Look below. Copy each line that has "samsung" in it.
----------------------------------------
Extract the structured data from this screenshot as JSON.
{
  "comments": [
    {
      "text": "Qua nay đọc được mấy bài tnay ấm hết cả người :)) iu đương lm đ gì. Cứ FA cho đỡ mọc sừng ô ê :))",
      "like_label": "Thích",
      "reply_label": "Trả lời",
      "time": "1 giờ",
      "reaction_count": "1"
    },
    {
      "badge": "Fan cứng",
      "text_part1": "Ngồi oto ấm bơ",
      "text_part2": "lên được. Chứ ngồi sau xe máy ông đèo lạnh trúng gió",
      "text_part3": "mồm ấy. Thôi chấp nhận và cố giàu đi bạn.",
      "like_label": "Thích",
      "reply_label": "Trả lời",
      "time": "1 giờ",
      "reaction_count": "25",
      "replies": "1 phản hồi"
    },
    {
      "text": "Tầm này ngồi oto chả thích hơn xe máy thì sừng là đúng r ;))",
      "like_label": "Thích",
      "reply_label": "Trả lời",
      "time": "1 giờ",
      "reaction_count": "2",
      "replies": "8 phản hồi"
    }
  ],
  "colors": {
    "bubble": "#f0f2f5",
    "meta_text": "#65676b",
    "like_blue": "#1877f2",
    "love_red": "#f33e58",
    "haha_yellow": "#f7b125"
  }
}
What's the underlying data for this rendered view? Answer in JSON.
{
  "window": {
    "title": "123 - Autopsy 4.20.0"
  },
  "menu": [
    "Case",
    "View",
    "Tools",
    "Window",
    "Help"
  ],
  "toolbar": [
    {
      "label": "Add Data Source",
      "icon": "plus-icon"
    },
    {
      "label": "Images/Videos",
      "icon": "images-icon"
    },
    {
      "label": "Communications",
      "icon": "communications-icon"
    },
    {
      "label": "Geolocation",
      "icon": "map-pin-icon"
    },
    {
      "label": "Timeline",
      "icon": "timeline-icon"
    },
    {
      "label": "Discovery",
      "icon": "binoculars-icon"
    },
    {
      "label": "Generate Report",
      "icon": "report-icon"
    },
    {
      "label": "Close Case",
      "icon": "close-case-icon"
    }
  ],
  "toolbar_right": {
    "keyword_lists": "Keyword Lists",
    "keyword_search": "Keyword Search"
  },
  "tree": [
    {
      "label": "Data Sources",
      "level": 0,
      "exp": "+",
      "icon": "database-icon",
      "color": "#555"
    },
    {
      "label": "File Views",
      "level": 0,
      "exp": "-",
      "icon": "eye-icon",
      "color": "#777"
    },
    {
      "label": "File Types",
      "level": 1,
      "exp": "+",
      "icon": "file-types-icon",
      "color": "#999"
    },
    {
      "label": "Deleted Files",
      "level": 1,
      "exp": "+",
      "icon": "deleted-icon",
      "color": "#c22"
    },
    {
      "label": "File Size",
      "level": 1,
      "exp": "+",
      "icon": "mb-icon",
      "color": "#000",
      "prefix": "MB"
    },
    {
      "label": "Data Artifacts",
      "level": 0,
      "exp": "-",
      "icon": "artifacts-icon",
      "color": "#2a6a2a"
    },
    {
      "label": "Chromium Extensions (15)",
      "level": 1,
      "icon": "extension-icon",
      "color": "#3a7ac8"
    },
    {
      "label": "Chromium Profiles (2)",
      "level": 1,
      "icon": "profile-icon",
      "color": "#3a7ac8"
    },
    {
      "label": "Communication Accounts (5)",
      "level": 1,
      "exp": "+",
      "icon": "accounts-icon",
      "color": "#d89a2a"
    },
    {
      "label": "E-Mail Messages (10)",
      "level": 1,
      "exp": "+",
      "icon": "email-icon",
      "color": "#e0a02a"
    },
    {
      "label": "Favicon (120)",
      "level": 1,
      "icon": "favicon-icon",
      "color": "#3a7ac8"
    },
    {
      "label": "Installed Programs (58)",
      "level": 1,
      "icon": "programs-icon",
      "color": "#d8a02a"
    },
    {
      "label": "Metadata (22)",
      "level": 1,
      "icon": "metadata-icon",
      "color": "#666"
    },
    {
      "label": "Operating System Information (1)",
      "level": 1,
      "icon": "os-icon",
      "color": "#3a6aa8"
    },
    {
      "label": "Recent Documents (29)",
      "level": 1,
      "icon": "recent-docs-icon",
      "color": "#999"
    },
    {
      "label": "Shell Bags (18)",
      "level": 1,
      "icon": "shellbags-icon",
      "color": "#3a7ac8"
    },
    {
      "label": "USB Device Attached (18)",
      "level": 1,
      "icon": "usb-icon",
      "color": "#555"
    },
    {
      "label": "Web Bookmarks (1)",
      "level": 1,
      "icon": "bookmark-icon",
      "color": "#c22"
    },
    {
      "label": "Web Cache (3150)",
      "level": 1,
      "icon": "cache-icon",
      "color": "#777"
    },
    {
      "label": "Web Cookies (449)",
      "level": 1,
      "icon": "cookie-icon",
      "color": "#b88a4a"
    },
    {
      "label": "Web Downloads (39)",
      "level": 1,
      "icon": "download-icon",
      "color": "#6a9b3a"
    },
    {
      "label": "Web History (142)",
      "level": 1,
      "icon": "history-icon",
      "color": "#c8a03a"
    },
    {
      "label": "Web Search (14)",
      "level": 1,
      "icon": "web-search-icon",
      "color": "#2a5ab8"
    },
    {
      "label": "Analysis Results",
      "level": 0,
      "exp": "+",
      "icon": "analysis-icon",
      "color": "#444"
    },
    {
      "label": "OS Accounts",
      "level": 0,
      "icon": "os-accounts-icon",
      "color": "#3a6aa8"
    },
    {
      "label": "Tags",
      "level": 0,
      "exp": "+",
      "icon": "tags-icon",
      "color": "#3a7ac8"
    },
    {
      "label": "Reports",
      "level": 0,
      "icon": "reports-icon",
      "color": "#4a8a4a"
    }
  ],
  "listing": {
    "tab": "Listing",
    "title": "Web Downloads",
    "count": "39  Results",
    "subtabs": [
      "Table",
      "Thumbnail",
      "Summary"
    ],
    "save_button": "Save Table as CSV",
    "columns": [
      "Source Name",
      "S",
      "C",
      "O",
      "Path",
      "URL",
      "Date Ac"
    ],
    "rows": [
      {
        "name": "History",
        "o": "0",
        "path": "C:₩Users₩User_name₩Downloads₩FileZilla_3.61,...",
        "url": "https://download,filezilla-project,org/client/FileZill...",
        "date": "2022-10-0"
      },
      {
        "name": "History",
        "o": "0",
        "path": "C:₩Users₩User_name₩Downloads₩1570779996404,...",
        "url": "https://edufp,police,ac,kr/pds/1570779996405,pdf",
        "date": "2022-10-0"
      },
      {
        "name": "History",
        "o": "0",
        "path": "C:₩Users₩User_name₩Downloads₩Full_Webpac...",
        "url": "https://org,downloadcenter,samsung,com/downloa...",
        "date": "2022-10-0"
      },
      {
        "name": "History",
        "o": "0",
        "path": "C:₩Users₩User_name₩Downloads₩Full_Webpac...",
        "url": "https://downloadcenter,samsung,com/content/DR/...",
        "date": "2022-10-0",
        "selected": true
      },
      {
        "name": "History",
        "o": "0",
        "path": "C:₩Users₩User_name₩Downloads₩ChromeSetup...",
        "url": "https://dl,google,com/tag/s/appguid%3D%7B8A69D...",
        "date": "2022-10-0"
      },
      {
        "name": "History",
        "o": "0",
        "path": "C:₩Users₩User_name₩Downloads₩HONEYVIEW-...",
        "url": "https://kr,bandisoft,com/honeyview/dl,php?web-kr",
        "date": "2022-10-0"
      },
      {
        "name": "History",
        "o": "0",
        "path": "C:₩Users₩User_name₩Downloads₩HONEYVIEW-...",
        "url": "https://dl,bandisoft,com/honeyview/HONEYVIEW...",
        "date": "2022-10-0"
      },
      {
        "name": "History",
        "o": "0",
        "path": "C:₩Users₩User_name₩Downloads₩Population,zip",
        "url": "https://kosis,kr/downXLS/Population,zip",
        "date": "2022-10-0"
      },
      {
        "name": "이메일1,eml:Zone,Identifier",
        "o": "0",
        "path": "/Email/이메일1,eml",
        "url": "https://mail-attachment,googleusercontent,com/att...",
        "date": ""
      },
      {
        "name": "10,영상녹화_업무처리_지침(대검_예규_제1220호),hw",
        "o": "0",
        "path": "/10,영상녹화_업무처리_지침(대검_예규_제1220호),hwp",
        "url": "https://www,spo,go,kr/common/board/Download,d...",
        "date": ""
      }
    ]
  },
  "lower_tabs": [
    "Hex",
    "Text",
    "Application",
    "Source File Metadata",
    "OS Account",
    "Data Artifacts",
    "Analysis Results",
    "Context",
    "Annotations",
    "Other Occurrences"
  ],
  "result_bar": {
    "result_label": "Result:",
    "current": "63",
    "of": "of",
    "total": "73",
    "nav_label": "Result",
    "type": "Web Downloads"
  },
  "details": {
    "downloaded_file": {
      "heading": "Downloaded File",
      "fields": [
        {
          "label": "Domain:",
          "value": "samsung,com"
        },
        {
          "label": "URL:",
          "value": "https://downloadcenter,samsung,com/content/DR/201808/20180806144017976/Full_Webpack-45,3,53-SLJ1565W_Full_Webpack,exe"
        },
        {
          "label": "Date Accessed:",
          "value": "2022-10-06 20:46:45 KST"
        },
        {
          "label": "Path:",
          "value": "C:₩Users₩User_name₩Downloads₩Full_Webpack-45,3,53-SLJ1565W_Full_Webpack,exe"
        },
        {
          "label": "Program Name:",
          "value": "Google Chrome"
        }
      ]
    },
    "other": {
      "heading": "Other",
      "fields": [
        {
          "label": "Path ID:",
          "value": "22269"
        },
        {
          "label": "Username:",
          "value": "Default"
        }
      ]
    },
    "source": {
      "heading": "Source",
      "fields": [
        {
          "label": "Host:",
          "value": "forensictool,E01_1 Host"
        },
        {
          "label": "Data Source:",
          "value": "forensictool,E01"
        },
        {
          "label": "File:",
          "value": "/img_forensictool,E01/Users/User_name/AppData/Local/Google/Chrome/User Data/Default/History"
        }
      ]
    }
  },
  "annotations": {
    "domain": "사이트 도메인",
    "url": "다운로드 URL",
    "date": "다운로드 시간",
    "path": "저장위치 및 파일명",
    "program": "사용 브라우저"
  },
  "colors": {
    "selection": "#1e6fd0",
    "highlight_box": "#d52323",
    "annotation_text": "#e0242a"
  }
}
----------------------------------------
• **Exercise solution**
        "url": "https://org,downloadcenter,samsung,com/downloa...",
        "url": "https://downloadcenter,samsung,com/content/DR/...",
          "value": "samsung,com"
          "value": "https://downloadcenter,samsung,com/content/DR/201808/20180806144017976/Full_Webpack-45,3,53-SLJ1565W_Full_Webpack,exe"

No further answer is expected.